After their return to NAS Oceana in 2004, VF-211 began transition to the F/A-18F Super Hornet and was redesignated VFA-211, becoming the first operational East Coast Super Hornet squadron. In 2006, VFA-211 deployed in support of both Operations Iraqi Freedom and Enduring Freedom. On September 8, 2006, VFA-211 F/A-18F Super Hornets expended GBU-12 and GBU-38 bombs against Taliban targets near Kandahar. The squadron returned to NAS Oceana on November 18, 2006, after flying hundreds of combat sorties and expending dozens of precision guided weapons in support of ground forces.

In June 2007, VFA-211 and CVW-1 embarked aboard USS Enterprise to the Persian Gulf.[9]

In early 2008, the squadron transitioned to Block II Super Hornets, equipped with AN/APG-79 AESA radar.

2010s[edit]

In January 2011, VFA-211 joined CVW-1 onboard USS Enterprise for a deployment supporting Operation Enduring Freedom in the 5th Fleet area of responsibility.[10]

See also[edit]

Notes[edit]
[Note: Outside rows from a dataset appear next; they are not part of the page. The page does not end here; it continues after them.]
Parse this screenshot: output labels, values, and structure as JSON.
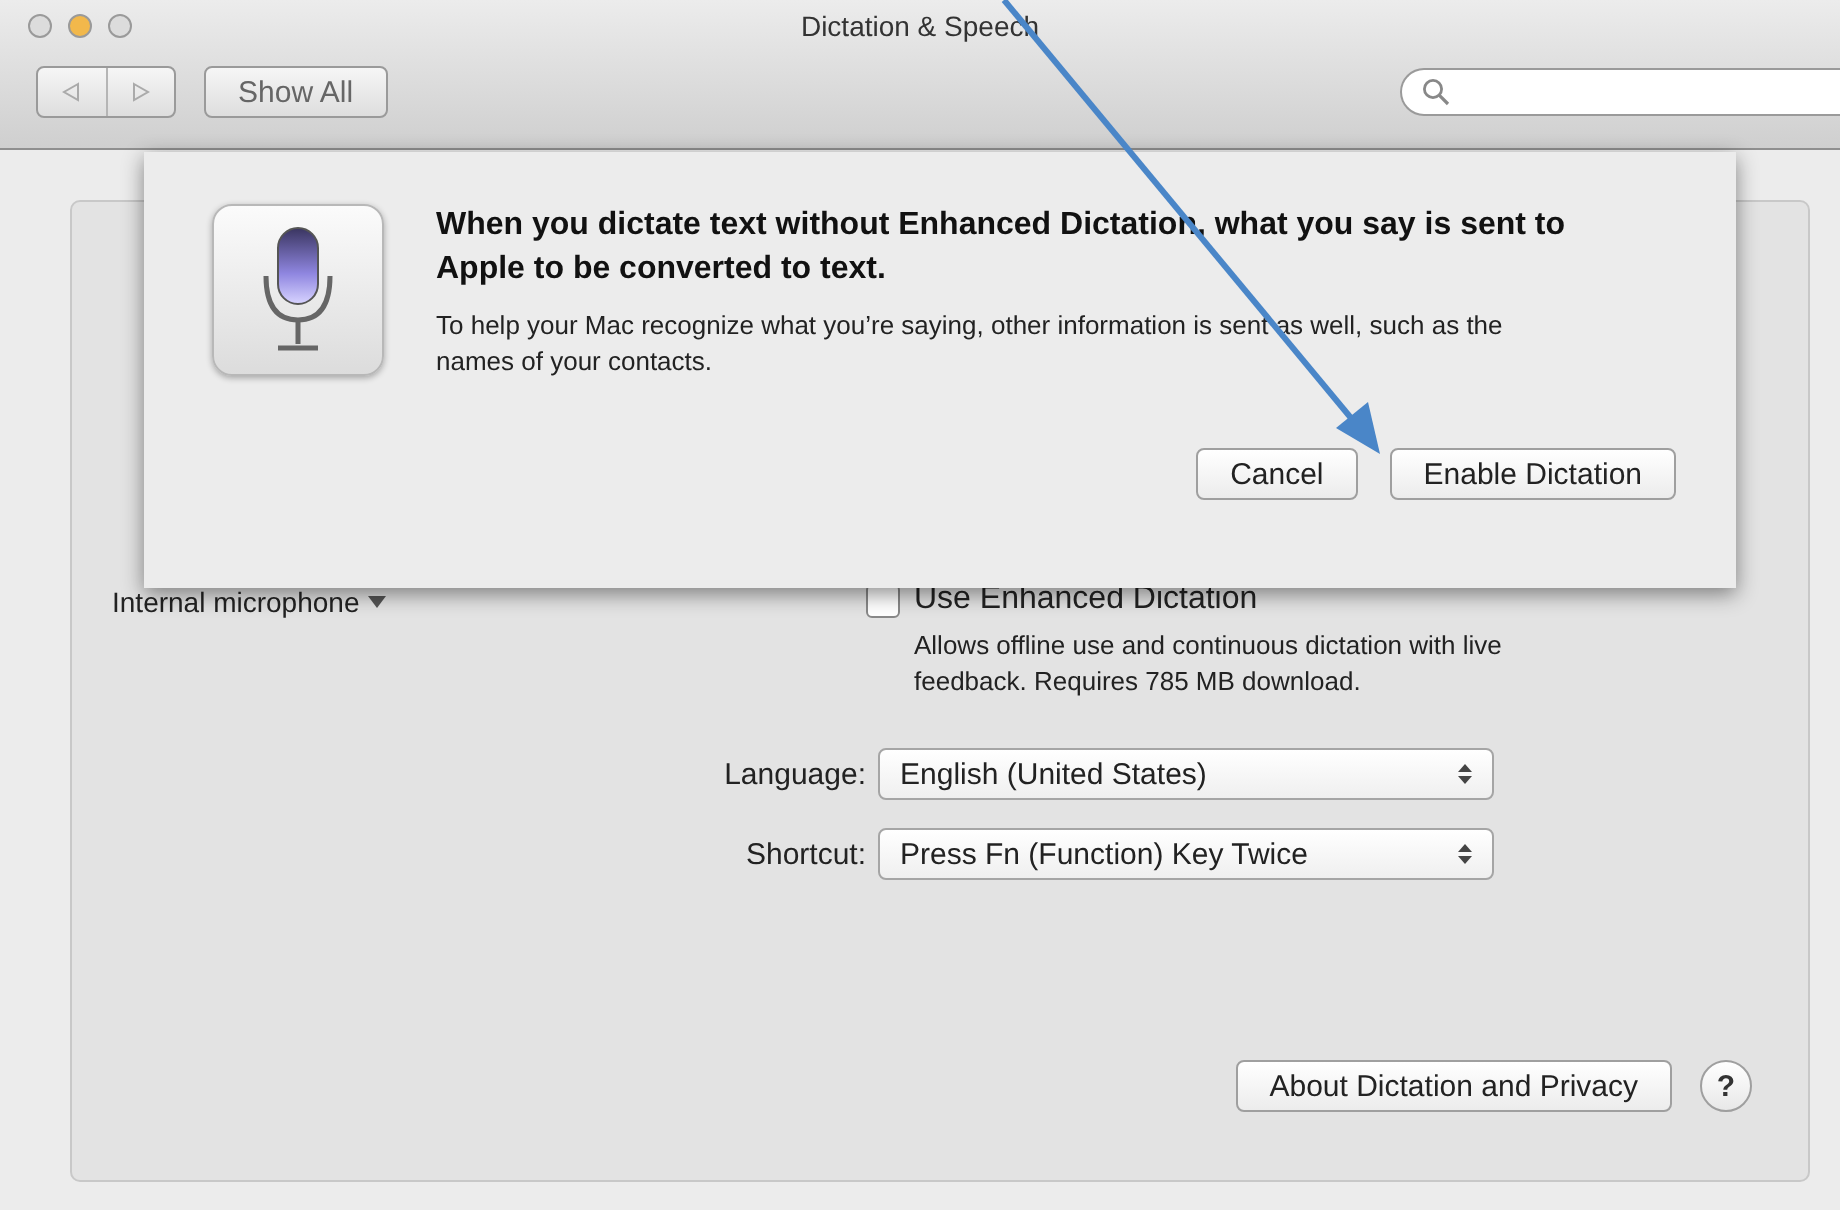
{
  "window": {
    "title": "Dictation & Speech"
  },
  "toolbar": {
    "show_all": "Show All"
  },
  "sheet": {
    "heading": "When you dictate text without Enhanced Dictation, what you say is sent to Apple to be converted to text.",
    "message": "To help your Mac recognize what you’re saying, other information is sent as well, such as the names of your contacts.",
    "buttons": [
      "Cancel",
      "Enable Dictation"
    ]
  },
  "panel": {
    "input_source": "Internal microphone",
    "enhanced": {
      "label": "Use Enhanced Dictation",
      "checked": false,
      "description": "Allows offline use and continuous dictation with live feedback. Requires 785 MB download."
    },
    "popups": [
      {
        "label": "Language:",
        "value": "English (United States)"
      },
      {
        "label": "Shortcut:",
        "value": "Press Fn (Function) Key Twice"
      }
    ],
    "about_button": "About Dictation and Privacy",
    "help_button": "?"
  }
}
  1. ^ "Carrier, Carrier Based Squadrons and Non-Carrier Based Squadron Deployments to Vietnam" (PDF). Washington, D.C.: Naval Historical Center, Department of the Navy. 1995. Retrieved 19 January 2016. 
  2. ^ a b c d e f "Vought F-8 Crusader Losses & Ejections Part 2: 1965 - 1966". ejection-history.org. Retrieved 19 January 2016. 
  3. ^ "U.S. Unaccounted-For from the Vietnam War (Sorted by Name) Prisoners of War, Missing in Action and Killed in Action/Body not Recovered" (PDF). Defense POW/MIA Accounting Agency. Retrieved 19 January 2016. 
  4. ^ a b c d e f Mersky, Peter (2012). F-8 Crusader Units of the Vietnam War. Osprey Publishing. p. 101. ISBN 9781782006527. 
  5. ^ a b "U.S. Accounted-For from the Vietnam War (Sorted by Name) Prisoners of War, Escapees, Returnees and Remains Recovered" (PDF). Defense POW/MIA Accounting Agency. Retrieved 19 January 2016. 
  6. ^ a b c d e "Vought F-8 Crusader Losses & Ejections Part 3: 1967 - 1968". ejection-history.org. Retrieved 19 January 2016. 
  7. ^ a b c d e f g "Vought F-8 Crusader Losses & Ejections Part 4: 1969 - 1973". ejection-history.org. Retrieved 19 January 2016. 
  8. ^ Holmes, Tony (2008). F-14 Tomcat Units of Operation Enduring Freedom. Osprey Publishing Limited. p. 89. ISBN 9781782006732. 
  9. ^ Enterprise Joins Fleet Near Iran
  10. ^ Lessig, Hugh, "Enterprise Carrier Group To Deploy Next Week", Newport News Daily Press

External links[edit]

Further reading[edit]

  • Tony Holmes (2005). US Navy F-14 Tomcat Units of Operation Iraqi Freedom, Osprey Publishing Limited.